Yellow flowers are making the biggest splash this month, as they light things up under gloomy skies.
|When Senna (Cassia) bicapsularis 'Worley's Butter Cream' blooms, I wonder why I don't have more of these shrubs in my garden|
|Like the larger variety, this Tagetes lemmonii 'Compacta' tends to flop but I love the flowers for their color and their scent|
|All it took was a little rain to send Euryops 'Sonnenschein' into a paroxysm of flowers|
|Gazinia 'New Day Yellow' produces large blooms for the size of the plant|
|Even the succulent Graptoveria 'Fred Ives' is getting into the action, producing a large flower stalk|
There are also flashes of orange and red here and there.
|Aloe 'Johnson's Hybrid' is a relatively new acquisition - I wish I'd bought more (It looks especially nice with the Alternanthera tenella, doesn't it?)|
|This unidentified Aloe (maybe A. 'Pink Blush'?) is a vigorous bloomer with stalks that stand straight|
|Senecio fulgens (photobombed here by a flowering Echeveria) is producing another round of blooms|
|This Bougainvillea provides a dash of red in the front yard|
|The Gomphrena haageana blooms keep coming|
|Hemerocallis 'Spanish Harlem' keeps on blooming, albeit usually producing only one flower at a time|
|The recent heat took a toll on Rudbeckia 'Cherry Brandy's' foliage but the flowers keep coming|
Adding more red and orange, berries are popping up everywhere.
|Heteromeles arbutifolia, named the official native plant of Los Angeles a couple years ago, is starting to produce a mass of red berries|
|Berry production on Nandina domestica has been in process for some time|
|Even the chlorotic Pittosporum (Auranticarpa) rhombifolia is producing berries|
Although the yellows, oranges and reds draw the eye, pink flowers are making a stand in the garden as well, outnumbering their splashier and flashier companions.
|After struggling with the heat in early fall, Camellia sasanqua is now hitting its stride|
|Close-up of Camellia sasanqua bloom|
|Flowers are usually present almost year-round on the Arbutus 'Marina' but, after being pruned early this year, they're only now returning in force|
|As you can see here, my Arbutus are making up for lost time, making the hummingbirds very happy - the flowers look coral here but they're really more pink|

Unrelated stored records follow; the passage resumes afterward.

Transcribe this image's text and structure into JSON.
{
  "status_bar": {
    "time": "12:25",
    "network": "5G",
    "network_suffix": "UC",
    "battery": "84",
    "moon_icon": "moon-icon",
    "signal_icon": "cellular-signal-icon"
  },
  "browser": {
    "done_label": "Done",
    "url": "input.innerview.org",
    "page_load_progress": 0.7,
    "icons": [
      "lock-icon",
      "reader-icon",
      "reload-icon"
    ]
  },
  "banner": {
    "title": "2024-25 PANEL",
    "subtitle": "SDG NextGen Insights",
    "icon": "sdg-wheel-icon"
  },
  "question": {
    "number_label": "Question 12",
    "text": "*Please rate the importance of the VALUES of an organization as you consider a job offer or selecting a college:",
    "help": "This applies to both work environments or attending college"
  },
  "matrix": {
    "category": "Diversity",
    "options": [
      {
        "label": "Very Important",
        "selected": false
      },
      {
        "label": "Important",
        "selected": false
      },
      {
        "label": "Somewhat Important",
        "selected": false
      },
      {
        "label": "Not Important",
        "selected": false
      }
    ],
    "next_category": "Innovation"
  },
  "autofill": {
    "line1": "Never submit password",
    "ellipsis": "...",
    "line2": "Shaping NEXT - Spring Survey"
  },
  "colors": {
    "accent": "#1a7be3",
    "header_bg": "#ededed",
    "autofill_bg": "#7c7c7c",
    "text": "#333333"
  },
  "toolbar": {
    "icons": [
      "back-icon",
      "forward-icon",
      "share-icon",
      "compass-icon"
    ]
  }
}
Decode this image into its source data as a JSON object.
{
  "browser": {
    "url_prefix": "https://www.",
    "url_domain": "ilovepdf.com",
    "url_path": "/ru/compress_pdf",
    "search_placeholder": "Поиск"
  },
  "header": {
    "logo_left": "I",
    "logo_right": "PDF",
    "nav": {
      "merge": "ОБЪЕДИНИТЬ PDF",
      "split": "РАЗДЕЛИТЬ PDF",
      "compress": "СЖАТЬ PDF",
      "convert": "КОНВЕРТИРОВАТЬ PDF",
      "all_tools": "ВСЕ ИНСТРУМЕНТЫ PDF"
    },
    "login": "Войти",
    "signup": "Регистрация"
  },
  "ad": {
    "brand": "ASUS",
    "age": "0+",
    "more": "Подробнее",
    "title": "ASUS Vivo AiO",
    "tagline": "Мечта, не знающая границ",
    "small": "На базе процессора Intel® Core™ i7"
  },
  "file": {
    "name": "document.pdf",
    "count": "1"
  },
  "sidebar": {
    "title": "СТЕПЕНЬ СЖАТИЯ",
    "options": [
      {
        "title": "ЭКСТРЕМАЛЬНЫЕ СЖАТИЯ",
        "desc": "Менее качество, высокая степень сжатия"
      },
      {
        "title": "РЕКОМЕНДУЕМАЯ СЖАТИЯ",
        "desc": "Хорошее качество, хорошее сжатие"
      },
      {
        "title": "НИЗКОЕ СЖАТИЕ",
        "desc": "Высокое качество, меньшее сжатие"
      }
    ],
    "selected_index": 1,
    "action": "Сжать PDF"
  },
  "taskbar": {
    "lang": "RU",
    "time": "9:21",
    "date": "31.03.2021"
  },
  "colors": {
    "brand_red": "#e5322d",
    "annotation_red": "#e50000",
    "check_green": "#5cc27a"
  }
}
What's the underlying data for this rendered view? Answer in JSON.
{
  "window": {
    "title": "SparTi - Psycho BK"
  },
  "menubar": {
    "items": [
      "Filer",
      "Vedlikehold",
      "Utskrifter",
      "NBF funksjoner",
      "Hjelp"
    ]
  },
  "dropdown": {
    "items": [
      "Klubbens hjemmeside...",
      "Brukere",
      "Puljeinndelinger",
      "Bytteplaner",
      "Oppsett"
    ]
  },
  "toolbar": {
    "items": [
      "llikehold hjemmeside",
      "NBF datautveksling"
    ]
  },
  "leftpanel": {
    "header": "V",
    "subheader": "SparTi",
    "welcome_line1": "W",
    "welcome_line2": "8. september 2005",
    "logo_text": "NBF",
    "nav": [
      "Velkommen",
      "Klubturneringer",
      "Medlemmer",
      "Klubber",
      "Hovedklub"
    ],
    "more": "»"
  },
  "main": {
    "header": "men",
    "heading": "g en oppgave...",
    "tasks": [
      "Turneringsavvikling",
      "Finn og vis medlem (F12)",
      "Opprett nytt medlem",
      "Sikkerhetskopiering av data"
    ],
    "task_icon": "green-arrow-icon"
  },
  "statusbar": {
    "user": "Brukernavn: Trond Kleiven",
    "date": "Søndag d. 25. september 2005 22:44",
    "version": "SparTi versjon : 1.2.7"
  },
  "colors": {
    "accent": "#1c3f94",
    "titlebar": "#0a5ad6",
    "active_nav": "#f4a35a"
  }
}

|Bauhinia x blakeana has begun another bloom cycle since the temperatures cooled|
|A Geranium sanguineum I have no record of planting has begun blooming|
|Leptospermum scoparium 'Pink Pearl' has pumped out more flowers since the weather cooled too|
|This Pelargonium peltatum (aka ivy geranium) has decided that it wants to climb|
|The Pennisetum 'Fireworks' have settled in comfortably despite regular digging around their base by raccoons and skunks|
|All the Pentas lanceolata are blooming - this one is 'Nova'|
|Even the 'Pink Meidiland' roses, shown here with Cuphea ignea 'Starfire Pink,' have produced a few blooms despite a sorry performance earlier this year|
There is a scattering of blue and purple blooms too.
|Ageratum houstonianum 'Blue Horizon' looks better now than when I planted it in spring but I don't know if I'll grow it next year|
|Aster x frikartii 'Monch' is taking its own sweet time to get established but I love it anyway|
|Barleria obtusa has a sprawling habit, which makes it hard to photograph|
|The beautiful Eustoma grandiflorum 'Borealis Blue' is back in bloom|
|Lobelia erinus may not be exciting but it self-seeds freely here and, after disappearing during the peak of the heat, it's reappearing all over (shown here coming up in a pot underneath a blueberry shrub)|
|This new Osteospermum ecklonis is 'Berry White' - I like it just as much as '3D Silver,' which has been a mainstay in my garden|
|Salvia leucantha is coming to the end of its bloom cycle|
|Solanum xantii, a California native, is one of my latest finds - the purple color is even brighter than it looks here|
There are only a few white flowers, making me wonder why I haven't added any Argyranthemum to my garden this year.
|Eustoma grandiflorum 'Echo White' isn't quite as double or as vigorous as the blue form but it's still pretty with its bright green throat|
|Hibiscus trionum (aka flower of an hour), sold to me by my local botanic garden, turns out to be a weed in parts of the country but it has been well-behaved here thus far|
|All my Leucanthemum x superbum (Shasta daisies) were hit hard by the heat this year but they're slowly making a comeback|
That's it for my November Bloom Day round-up. Please visit Carol at May Dreams Gardens, the host of the world-wide gardening event that is Bloom Day, and you'll find photos of what is lighting up gardens elsewhere this November.
All material © 2012-2014 by Kris Peterson for Late to the Garden Party